The inherent commoditization of human beings is the glaring moral conundrum of in vitro fertilization. In the IVF process, a large number of eggs are typically siphoned from a woman in hopes of two things: that more perfect babies can be chosen from among the number of embryos created, and that there will be “backup” embryos if and when others are miscarried. While couples and their doctors pick and choose from the embryos and undergo procedures in hopes of achieving a pregnancy carried to term, many other embryos can be cryogenically frozen, essentially waiting on ‘standby’ for a chance at implantation.
But what if a couple’s first IVF attempt is successful, and the couple still has 8, 12, or 20 embryos in storage?
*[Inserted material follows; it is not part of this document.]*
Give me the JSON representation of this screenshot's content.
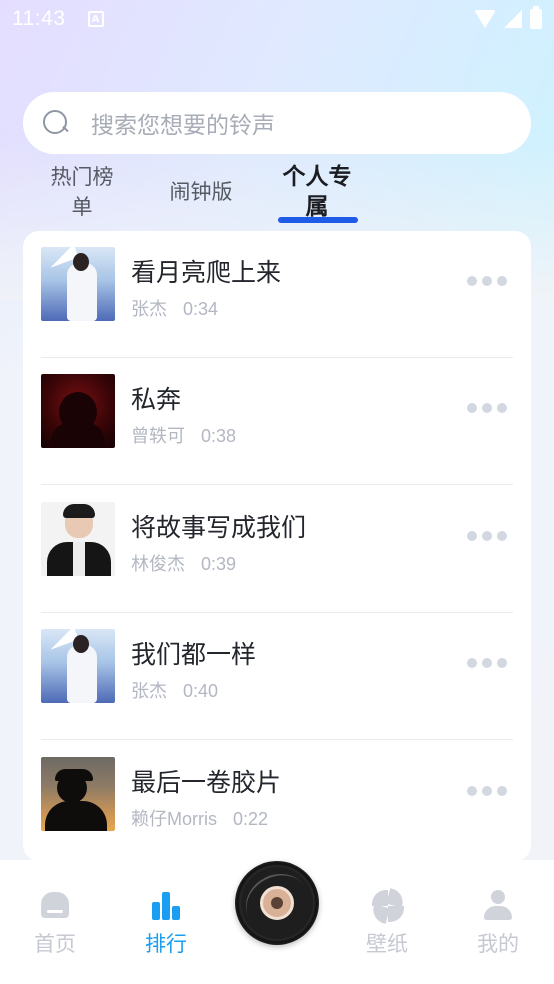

Some couples will not or cannot go back and implant all of their children into their mother’s womb. In some cases, a couple only wanted one or two children, and once they have achieved the end to which they used IVF, they leave the rest of their embryos behind.
These embryos are often discarded, simply thrown away, with no hope of a future. Other embryos do not survive thawing when the mother tries to have them implanted. Some mothers who would otherwise want to give their surplus embryos a chance may develop conditions that prevent them from having more embryos implanted.
There is no perfect solution to this dilemma, except to end the commoditization of children through assistive reproductive technologies. Meanwhile, there are hundreds of thousands of embryos frozen in storage at fertility clinics across the nation, many with no hope of ever being implanted in their own mothers’ wombs. As an alternative to these embryos being discarded, a growing number of couples are offering to adopt them. An adoptive mother will have another couple’s embryos implanted in her womb, complete the pregnancy, and rear the child as her own.
One adoption agency, Nightlight, has facilitated several hundred of these so-called “snowflake” baby adoptions. Houston’s NBC news affiliate recently highlighted the work of this agency, and one couple’s journey adopting snowflake babies from two different couples.
Watch the video here.
Unfortunately, even snowflake babies who are implanted in an adoptive mother’s womb may not always survive the process of being thawed and artificially injected into her body. But advocates posit that giving these babies a chance to pursue Life through adoption is a good alternative to being discarded or indefinitely frozen at this time.
What do you think?
LifeNews Note: Reprinted with permission from Texas Right to Life.